▶ **Provided information**:

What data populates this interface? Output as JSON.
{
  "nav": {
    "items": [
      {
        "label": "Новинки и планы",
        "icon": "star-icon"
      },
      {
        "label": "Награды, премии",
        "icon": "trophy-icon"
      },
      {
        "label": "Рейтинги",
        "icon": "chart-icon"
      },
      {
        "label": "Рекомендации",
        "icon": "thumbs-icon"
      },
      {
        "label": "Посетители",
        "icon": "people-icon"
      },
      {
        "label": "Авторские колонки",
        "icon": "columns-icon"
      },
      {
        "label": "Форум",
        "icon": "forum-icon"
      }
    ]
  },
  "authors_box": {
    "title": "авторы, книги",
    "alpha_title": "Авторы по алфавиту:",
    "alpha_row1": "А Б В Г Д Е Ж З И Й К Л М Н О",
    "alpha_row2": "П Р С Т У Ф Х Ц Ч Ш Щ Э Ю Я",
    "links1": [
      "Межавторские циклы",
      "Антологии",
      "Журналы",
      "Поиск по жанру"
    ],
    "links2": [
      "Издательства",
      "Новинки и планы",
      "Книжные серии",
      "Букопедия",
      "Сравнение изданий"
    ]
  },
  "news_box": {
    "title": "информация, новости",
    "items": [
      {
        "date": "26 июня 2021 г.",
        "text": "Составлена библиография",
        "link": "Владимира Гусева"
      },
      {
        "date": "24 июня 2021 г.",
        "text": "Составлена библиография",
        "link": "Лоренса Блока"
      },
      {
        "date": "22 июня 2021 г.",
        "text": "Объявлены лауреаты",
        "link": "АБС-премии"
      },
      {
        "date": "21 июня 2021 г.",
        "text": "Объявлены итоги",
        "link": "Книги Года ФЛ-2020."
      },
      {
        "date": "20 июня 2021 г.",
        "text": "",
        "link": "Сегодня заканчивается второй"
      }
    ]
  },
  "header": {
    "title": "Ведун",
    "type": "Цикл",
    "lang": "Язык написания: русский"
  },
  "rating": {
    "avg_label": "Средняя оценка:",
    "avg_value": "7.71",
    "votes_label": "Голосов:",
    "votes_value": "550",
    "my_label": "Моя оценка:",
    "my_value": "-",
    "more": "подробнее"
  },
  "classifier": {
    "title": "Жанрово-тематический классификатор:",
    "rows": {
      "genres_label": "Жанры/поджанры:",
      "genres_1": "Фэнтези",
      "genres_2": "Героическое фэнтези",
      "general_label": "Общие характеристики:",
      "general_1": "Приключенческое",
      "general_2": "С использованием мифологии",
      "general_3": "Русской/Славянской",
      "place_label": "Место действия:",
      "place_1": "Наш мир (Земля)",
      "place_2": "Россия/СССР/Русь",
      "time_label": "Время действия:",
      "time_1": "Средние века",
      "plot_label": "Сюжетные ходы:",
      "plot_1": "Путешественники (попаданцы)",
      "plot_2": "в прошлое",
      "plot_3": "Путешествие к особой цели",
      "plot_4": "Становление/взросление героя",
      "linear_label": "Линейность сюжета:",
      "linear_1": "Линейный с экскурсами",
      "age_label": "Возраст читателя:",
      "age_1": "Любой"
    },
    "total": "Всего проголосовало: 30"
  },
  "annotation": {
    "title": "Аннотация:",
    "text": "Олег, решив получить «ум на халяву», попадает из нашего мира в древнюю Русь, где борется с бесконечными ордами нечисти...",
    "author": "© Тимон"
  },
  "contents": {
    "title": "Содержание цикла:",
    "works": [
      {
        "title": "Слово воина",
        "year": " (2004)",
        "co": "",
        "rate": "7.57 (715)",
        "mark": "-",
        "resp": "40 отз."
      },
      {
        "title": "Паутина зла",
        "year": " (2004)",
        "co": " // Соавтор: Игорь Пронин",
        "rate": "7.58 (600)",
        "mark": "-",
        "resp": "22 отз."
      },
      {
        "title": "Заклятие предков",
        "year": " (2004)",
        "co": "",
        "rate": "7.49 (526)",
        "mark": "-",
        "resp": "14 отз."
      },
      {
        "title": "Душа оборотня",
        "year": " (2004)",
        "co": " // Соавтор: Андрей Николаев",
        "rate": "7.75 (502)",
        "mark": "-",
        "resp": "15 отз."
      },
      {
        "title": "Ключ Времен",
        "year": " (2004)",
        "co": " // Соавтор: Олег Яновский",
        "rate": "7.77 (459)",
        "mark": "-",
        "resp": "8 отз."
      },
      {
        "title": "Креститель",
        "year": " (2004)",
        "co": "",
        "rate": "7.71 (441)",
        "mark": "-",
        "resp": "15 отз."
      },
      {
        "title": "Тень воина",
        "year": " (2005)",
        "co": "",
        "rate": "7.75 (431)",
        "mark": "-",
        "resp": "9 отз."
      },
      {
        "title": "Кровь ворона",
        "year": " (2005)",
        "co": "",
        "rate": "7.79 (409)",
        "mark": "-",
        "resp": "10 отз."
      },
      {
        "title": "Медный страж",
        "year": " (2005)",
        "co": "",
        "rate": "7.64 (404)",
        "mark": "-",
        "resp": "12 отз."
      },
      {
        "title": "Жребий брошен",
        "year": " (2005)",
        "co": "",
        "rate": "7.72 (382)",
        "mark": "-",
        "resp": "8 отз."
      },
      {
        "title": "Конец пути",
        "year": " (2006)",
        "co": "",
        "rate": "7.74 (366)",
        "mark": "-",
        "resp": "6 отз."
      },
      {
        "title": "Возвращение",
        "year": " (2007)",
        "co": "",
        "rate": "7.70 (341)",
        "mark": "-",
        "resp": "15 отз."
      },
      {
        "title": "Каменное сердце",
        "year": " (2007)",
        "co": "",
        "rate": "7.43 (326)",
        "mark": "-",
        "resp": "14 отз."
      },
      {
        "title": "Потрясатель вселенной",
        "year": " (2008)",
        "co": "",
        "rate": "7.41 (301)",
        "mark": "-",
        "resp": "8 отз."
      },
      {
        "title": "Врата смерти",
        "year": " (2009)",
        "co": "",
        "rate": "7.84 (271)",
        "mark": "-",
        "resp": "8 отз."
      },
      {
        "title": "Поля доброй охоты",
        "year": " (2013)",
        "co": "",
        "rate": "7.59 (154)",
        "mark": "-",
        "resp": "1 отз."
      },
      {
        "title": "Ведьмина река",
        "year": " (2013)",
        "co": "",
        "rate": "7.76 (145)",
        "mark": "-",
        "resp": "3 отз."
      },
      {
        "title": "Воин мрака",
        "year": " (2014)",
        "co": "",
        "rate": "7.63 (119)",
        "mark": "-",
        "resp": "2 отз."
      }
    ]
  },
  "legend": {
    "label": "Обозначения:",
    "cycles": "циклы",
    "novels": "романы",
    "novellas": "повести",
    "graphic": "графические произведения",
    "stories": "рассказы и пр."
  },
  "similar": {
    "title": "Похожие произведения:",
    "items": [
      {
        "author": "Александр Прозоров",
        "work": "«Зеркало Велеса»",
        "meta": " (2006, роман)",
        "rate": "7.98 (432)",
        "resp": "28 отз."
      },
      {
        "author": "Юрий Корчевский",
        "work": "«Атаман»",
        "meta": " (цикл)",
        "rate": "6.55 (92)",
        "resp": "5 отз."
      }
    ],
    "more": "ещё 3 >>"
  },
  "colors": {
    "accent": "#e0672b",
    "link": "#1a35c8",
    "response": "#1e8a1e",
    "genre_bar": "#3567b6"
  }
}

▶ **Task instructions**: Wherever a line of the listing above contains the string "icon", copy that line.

▶ **Answer to the problem**:
        "icon": "star-icon"
        "icon": "trophy-icon"
        "icon": "chart-icon"
        "icon": "thumbs-icon"
        "icon": "people-icon"
        "icon": "columns-icon"
        "icon": "forum-icon"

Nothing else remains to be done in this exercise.